▶ **WHAT YOU HAVE TO DO**:
Repeat every record below exactly, but leave out any pictures.

RECORDS FOR THE TASK Block Start

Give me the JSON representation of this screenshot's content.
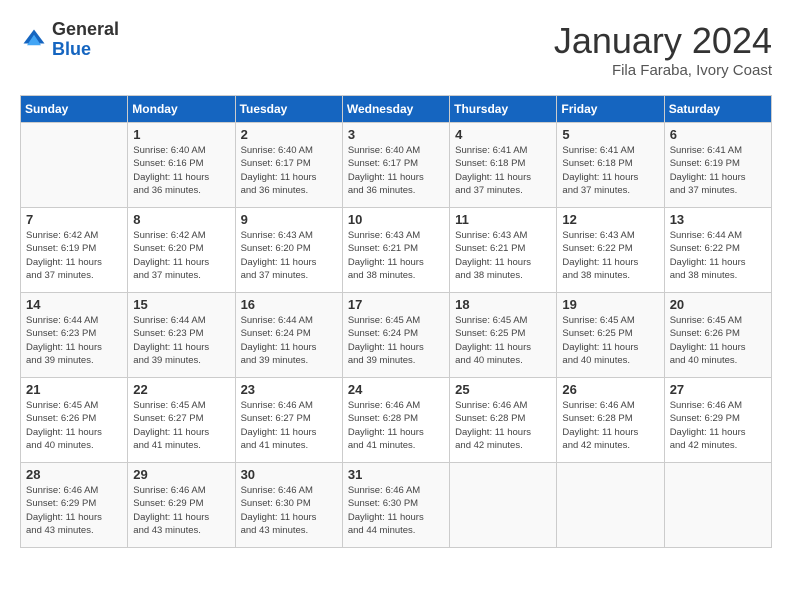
{
  "header": {
    "logo_general": "General",
    "logo_blue": "Blue",
    "month_title": "January 2024",
    "location": "Fila Faraba, Ivory Coast"
  },
  "days_of_week": [
    "Sunday",
    "Monday",
    "Tuesday",
    "Wednesday",
    "Thursday",
    "Friday",
    "Saturday"
  ],
  "weeks": [
    [
      {
        "day": "",
        "info": ""
      },
      {
        "day": "1",
        "info": "Sunrise: 6:40 AM\nSunset: 6:16 PM\nDaylight: 11 hours\nand 36 minutes."
      },
      {
        "day": "2",
        "info": "Sunrise: 6:40 AM\nSunset: 6:17 PM\nDaylight: 11 hours\nand 36 minutes."
      },
      {
        "day": "3",
        "info": "Sunrise: 6:40 AM\nSunset: 6:17 PM\nDaylight: 11 hours\nand 36 minutes."
      },
      {
        "day": "4",
        "info": "Sunrise: 6:41 AM\nSunset: 6:18 PM\nDaylight: 11 hours\nand 37 minutes."
      },
      {
        "day": "5",
        "info": "Sunrise: 6:41 AM\nSunset: 6:18 PM\nDaylight: 11 hours\nand 37 minutes."
      },
      {
        "day": "6",
        "info": "Sunrise: 6:41 AM\nSunset: 6:19 PM\nDaylight: 11 hours\nand 37 minutes."
      }
    ],
    [
      {
        "day": "7",
        "info": "Sunrise: 6:42 AM\nSunset: 6:19 PM\nDaylight: 11 hours\nand 37 minutes."
      },
      {
        "day": "8",
        "info": "Sunrise: 6:42 AM\nSunset: 6:20 PM\nDaylight: 11 hours\nand 37 minutes."
      },
      {
        "day": "9",
        "info": "Sunrise: 6:43 AM\nSunset: 6:20 PM\nDaylight: 11 hours\nand 37 minutes."
      },
      {
        "day": "10",
        "info": "Sunrise: 6:43 AM\nSunset: 6:21 PM\nDaylight: 11 hours\nand 38 minutes."
      },
      {
        "day": "11",
        "info": "Sunrise: 6:43 AM\nSunset: 6:21 PM\nDaylight: 11 hours\nand 38 minutes."
      },
      {
        "day": "12",
        "info": "Sunrise: 6:43 AM\nSunset: 6:22 PM\nDaylight: 11 hours\nand 38 minutes."
      },
      {
        "day": "13",
        "info": "Sunrise: 6:44 AM\nSunset: 6:22 PM\nDaylight: 11 hours\nand 38 minutes."
      }
    ],
    [
      {
        "day": "14",
        "info": "Sunrise: 6:44 AM\nSunset: 6:23 PM\nDaylight: 11 hours\nand 39 minutes."
      },
      {
        "day": "15",
        "info": "Sunrise: 6:44 AM\nSunset: 6:23 PM\nDaylight: 11 hours\nand 39 minutes."
      },
      {
        "day": "16",
        "info": "Sunrise: 6:44 AM\nSunset: 6:24 PM\nDaylight: 11 hours\nand 39 minutes."
      },
      {
        "day": "17",
        "info": "Sunrise: 6:45 AM\nSunset: 6:24 PM\nDaylight: 11 hours\nand 39 minutes."
      },
      {
        "day": "18",
        "info": "Sunrise: 6:45 AM\nSunset: 6:25 PM\nDaylight: 11 hours\nand 40 minutes."
      },
      {
        "day": "19",
        "info": "Sunrise: 6:45 AM\nSunset: 6:25 PM\nDaylight: 11 hours\nand 40 minutes."
      },
      {
        "day": "20",
        "info": "Sunrise: 6:45 AM\nSunset: 6:26 PM\nDaylight: 11 hours\nand 40 minutes."
      }
    ],
    [
      {
        "day": "21",
        "info": "Sunrise: 6:45 AM\nSunset: 6:26 PM\nDaylight: 11 hours\nand 40 minutes."
      },
      {
        "day": "22",
        "info": "Sunrise: 6:45 AM\nSunset: 6:27 PM\nDaylight: 11 hours\nand 41 minutes."
      },
      {
        "day": "23",
        "info": "Sunrise: 6:46 AM\nSunset: 6:27 PM\nDaylight: 11 hours\nand 41 minutes."
      },
      {
        "day": "24",
        "info": "Sunrise: 6:46 AM\nSunset: 6:28 PM\nDaylight: 11 hours\nand 41 minutes."
      },
      {
        "day": "25",
        "info": "Sunrise: 6:46 AM\nSunset: 6:28 PM\nDaylight: 11 hours\nand 42 minutes."
      },
      {
        "day": "26",
        "info": "Sunrise: 6:46 AM\nSunset: 6:28 PM\nDaylight: 11 hours\nand 42 minutes."
      },
      {
        "day": "27",
        "info": "Sunrise: 6:46 AM\nSunset: 6:29 PM\nDaylight: 11 hours\nand 42 minutes."
      }
    ],
    [
      {
        "day": "28",
        "info": "Sunrise: 6:46 AM\nSunset: 6:29 PM\nDaylight: 11 hours\nand 43 minutes."
      },
      {
        "day": "29",
        "info": "Sunrise: 6:46 AM\nSunset: 6:29 PM\nDaylight: 11 hours\nand 43 minutes."
      },
      {
        "day": "30",
        "info": "Sunrise: 6:46 AM\nSunset: 6:30 PM\nDaylight: 11 hours\nand 43 minutes."
      },
      {
        "day": "31",
        "info": "Sunrise: 6:46 AM\nSunset: 6:30 PM\nDaylight: 11 hours\nand 44 minutes."
      },
      {
        "day": "",
        "info": ""
      },
      {
        "day": "",
        "info": ""
      },
      {
        "day": "",
        "info": ""
      }
    ]
  ]
}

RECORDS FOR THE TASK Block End

▶ **ANSWER TO THIS TASK**:
Give me the JSON representation of this screenshot's content.
{
  "header": {
    "logo_general": "General",
    "logo_blue": "Blue",
    "month_title": "January 2024",
    "location": "Fila Faraba, Ivory Coast"
  },
  "days_of_week": [
    "Sunday",
    "Monday",
    "Tuesday",
    "Wednesday",
    "Thursday",
    "Friday",
    "Saturday"
  ],
  "weeks": [
    [
      {
        "day": "",
        "info": ""
      },
      {
        "day": "1",
        "info": "Sunrise: 6:40 AM\nSunset: 6:16 PM\nDaylight: 11 hours\nand 36 minutes."
      },
      {
        "day": "2",
        "info": "Sunrise: 6:40 AM\nSunset: 6:17 PM\nDaylight: 11 hours\nand 36 minutes."
      },
      {
        "day": "3",
        "info": "Sunrise: 6:40 AM\nSunset: 6:17 PM\nDaylight: 11 hours\nand 36 minutes."
      },
      {
        "day": "4",
        "info": "Sunrise: 6:41 AM\nSunset: 6:18 PM\nDaylight: 11 hours\nand 37 minutes."
      },
      {
        "day": "5",
        "info": "Sunrise: 6:41 AM\nSunset: 6:18 PM\nDaylight: 11 hours\nand 37 minutes."
      },
      {
        "day": "6",
        "info": "Sunrise: 6:41 AM\nSunset: 6:19 PM\nDaylight: 11 hours\nand 37 minutes."
      }
    ],
    [
      {
        "day": "7",
        "info": "Sunrise: 6:42 AM\nSunset: 6:19 PM\nDaylight: 11 hours\nand 37 minutes."
      },
      {
        "day": "8",
        "info": "Sunrise: 6:42 AM\nSunset: 6:20 PM\nDaylight: 11 hours\nand 37 minutes."
      },
      {
        "day": "9",
        "info": "Sunrise: 6:43 AM\nSunset: 6:20 PM\nDaylight: 11 hours\nand 37 minutes."
      },
      {
        "day": "10",
        "info": "Sunrise: 6:43 AM\nSunset: 6:21 PM\nDaylight: 11 hours\nand 38 minutes."
      },
      {
        "day": "11",
        "info": "Sunrise: 6:43 AM\nSunset: 6:21 PM\nDaylight: 11 hours\nand 38 minutes."
      },
      {
        "day": "12",
        "info": "Sunrise: 6:43 AM\nSunset: 6:22 PM\nDaylight: 11 hours\nand 38 minutes."
      },
      {
        "day": "13",
        "info": "Sunrise: 6:44 AM\nSunset: 6:22 PM\nDaylight: 11 hours\nand 38 minutes."
      }
    ],
    [
      {
        "day": "14",
        "info": "Sunrise: 6:44 AM\nSunset: 6:23 PM\nDaylight: 11 hours\nand 39 minutes."
      },
      {
        "day": "15",
        "info": "Sunrise: 6:44 AM\nSunset: 6:23 PM\nDaylight: 11 hours\nand 39 minutes."
      },
      {
        "day": "16",
        "info": "Sunrise: 6:44 AM\nSunset: 6:24 PM\nDaylight: 11 hours\nand 39 minutes."
      },
      {
        "day": "17",
        "info": "Sunrise: 6:45 AM\nSunset: 6:24 PM\nDaylight: 11 hours\nand 39 minutes."
      },
      {
        "day": "18",
        "info": "Sunrise: 6:45 AM\nSunset: 6:25 PM\nDaylight: 11 hours\nand 40 minutes."
      },
      {
        "day": "19",
        "info": "Sunrise: 6:45 AM\nSunset: 6:25 PM\nDaylight: 11 hours\nand 40 minutes."
      },
      {
        "day": "20",
        "info": "Sunrise: 6:45 AM\nSunset: 6:26 PM\nDaylight: 11 hours\nand 40 minutes."
      }
    ],
    [
      {
        "day": "21",
        "info": "Sunrise: 6:45 AM\nSunset: 6:26 PM\nDaylight: 11 hours\nand 40 minutes."
      },
      {
        "day": "22",
        "info": "Sunrise: 6:45 AM\nSunset: 6:27 PM\nDaylight: 11 hours\nand 41 minutes."
      },
      {
        "day": "23",
        "info": "Sunrise: 6:46 AM\nSunset: 6:27 PM\nDaylight: 11 hours\nand 41 minutes."
      },
      {
        "day": "24",
        "info": "Sunrise: 6:46 AM\nSunset: 6:28 PM\nDaylight: 11 hours\nand 41 minutes."
      },
      {
        "day": "25",
        "info": "Sunrise: 6:46 AM\nSunset: 6:28 PM\nDaylight: 11 hours\nand 42 minutes."
      },
      {
        "day": "26",
        "info": "Sunrise: 6:46 AM\nSunset: 6:28 PM\nDaylight: 11 hours\nand 42 minutes."
      },
      {
        "day": "27",
        "info": "Sunrise: 6:46 AM\nSunset: 6:29 PM\nDaylight: 11 hours\nand 42 minutes."
      }
    ],
    [
      {
        "day": "28",
        "info": "Sunrise: 6:46 AM\nSunset: 6:29 PM\nDaylight: 11 hours\nand 43 minutes."
      },
      {
        "day": "29",
        "info": "Sunrise: 6:46 AM\nSunset: 6:29 PM\nDaylight: 11 hours\nand 43 minutes."
      },
      {
        "day": "30",
        "info": "Sunrise: 6:46 AM\nSunset: 6:30 PM\nDaylight: 11 hours\nand 43 minutes."
      },
      {
        "day": "31",
        "info": "Sunrise: 6:46 AM\nSunset: 6:30 PM\nDaylight: 11 hours\nand 44 minutes."
      },
      {
        "day": "",
        "info": ""
      },
      {
        "day": "",
        "info": ""
      },
      {
        "day": "",
        "info": ""
      }
    ]
  ]
}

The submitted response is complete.